**ABOUT THIS TASK**. Could you set down the records below exactly as they are, with no pictures?

**INPUT FOR THIS TASK**.
= Beginning of Section =
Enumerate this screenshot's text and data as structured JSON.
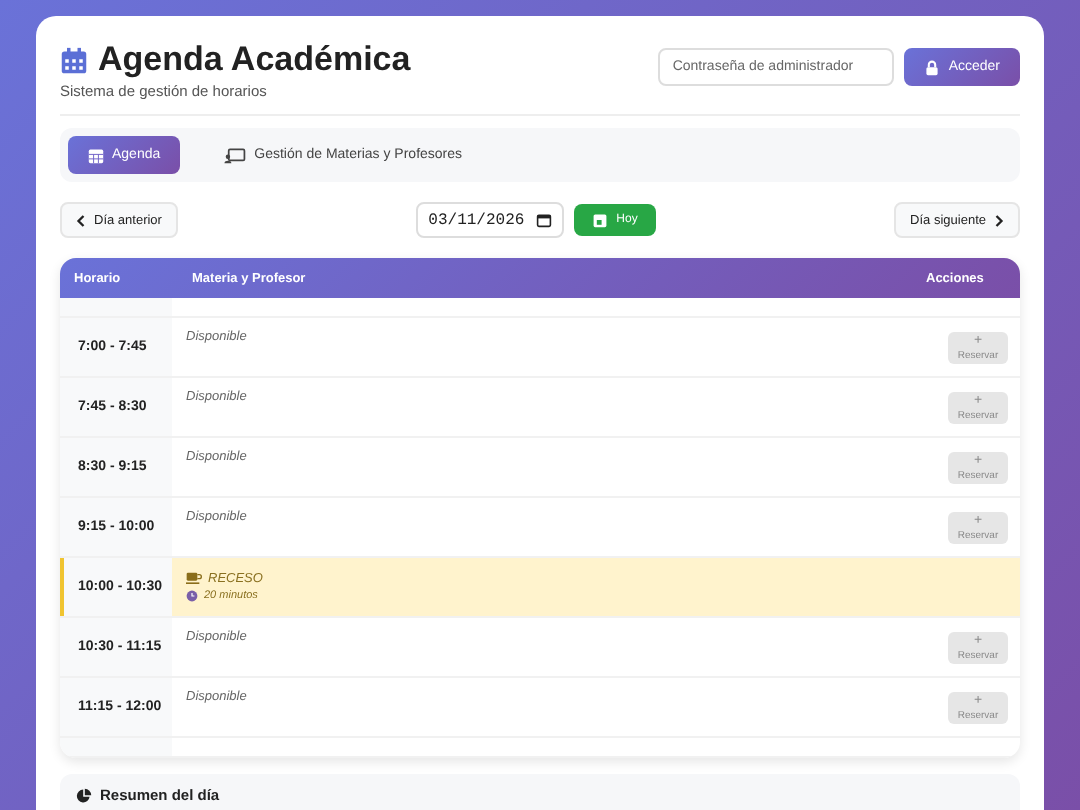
{
  "header": {
    "title": "Agenda Académica",
    "subtitle": "Sistema de gestión de horarios",
    "password": {
      "placeholder": "Contraseña de administrador"
    },
    "login_button": "Acceder"
  },
  "tabs": [
    {
      "label": "Agenda",
      "selected": true
    },
    {
      "label": "Gestión de Materias y Profesores",
      "selected": false
    }
  ],
  "nav": {
    "prev": "Día anterior",
    "date": "03/11/2026",
    "today": "Hoy",
    "next": "Día siguiente"
  },
  "table": {
    "columns": [
      "Horario",
      "Materia y Profesor",
      "Acciones"
    ],
    "rows": [
      {
        "kind": "slot",
        "time": "7:00 - 7:45",
        "subject": "Disponible",
        "action": {
          "icon": "+",
          "label": "Reservar",
          "disabled": true
        }
      },
      {
        "kind": "slot",
        "time": "7:45 - 8:30",
        "subject": "Disponible",
        "action": {
          "icon": "+",
          "label": "Reservar",
          "disabled": true
        }
      },
      {
        "kind": "slot",
        "time": "8:30 - 9:15",
        "subject": "Disponible",
        "action": {
          "icon": "+",
          "label": "Reservar",
          "disabled": true
        }
      },
      {
        "kind": "slot",
        "time": "9:15 - 10:00",
        "subject": "Disponible",
        "action": {
          "icon": "+",
          "label": "Reservar",
          "disabled": true
        }
      },
      {
        "kind": "break",
        "time": "10:00 - 10:30",
        "subject": "RECESO",
        "duration": "20 minutos"
      },
      {
        "kind": "slot",
        "time": "10:30 - 11:15",
        "subject": "Disponible",
        "action": {
          "icon": "+",
          "label": "Reservar",
          "disabled": true
        }
      },
      {
        "kind": "slot",
        "time": "11:15 - 12:00",
        "subject": "Disponible",
        "action": {
          "icon": "+",
          "label": "Reservar",
          "disabled": true
        }
      }
    ]
  },
  "summary": {
    "title": "Resumen del día"
  }
}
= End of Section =
**THE COMPLETED TASK**.
Enumerate this screenshot's text and data as structured JSON.
{
  "header": {
    "title": "Agenda Académica",
    "subtitle": "Sistema de gestión de horarios",
    "password": {
      "placeholder": "Contraseña de administrador"
    },
    "login_button": "Acceder"
  },
  "tabs": [
    {
      "label": "Agenda",
      "selected": true
    },
    {
      "label": "Gestión de Materias y Profesores",
      "selected": false
    }
  ],
  "nav": {
    "prev": "Día anterior",
    "date": "03/11/2026",
    "today": "Hoy",
    "next": "Día siguiente"
  },
  "table": {
    "columns": [
      "Horario",
      "Materia y Profesor",
      "Acciones"
    ],
    "rows": [
      {
        "kind": "slot",
        "time": "7:00 - 7:45",
        "subject": "Disponible",
        "action": {
          "icon": "+",
          "label": "Reservar",
          "disabled": true
        }
      },
      {
        "kind": "slot",
        "time": "7:45 - 8:30",
        "subject": "Disponible",
        "action": {
          "icon": "+",
          "label": "Reservar",
          "disabled": true
        }
      },
      {
        "kind": "slot",
        "time": "8:30 - 9:15",
        "subject": "Disponible",
        "action": {
          "icon": "+",
          "label": "Reservar",
          "disabled": true
        }
      },
      {
        "kind": "slot",
        "time": "9:15 - 10:00",
        "subject": "Disponible",
        "action": {
          "icon": "+",
          "label": "Reservar",
          "disabled": true
        }
      },
      {
        "kind": "break",
        "time": "10:00 - 10:30",
        "subject": "RECESO",
        "duration": "20 minutos"
      },
      {
        "kind": "slot",
        "time": "10:30 - 11:15",
        "subject": "Disponible",
        "action": {
          "icon": "+",
          "label": "Reservar",
          "disabled": true
        }
      },
      {
        "kind": "slot",
        "time": "11:15 - 12:00",
        "subject": "Disponible",
        "action": {
          "icon": "+",
          "label": "Reservar",
          "disabled": true
        }
      }
    ]
  },
  "summary": {
    "title": "Resumen del día"
  }
}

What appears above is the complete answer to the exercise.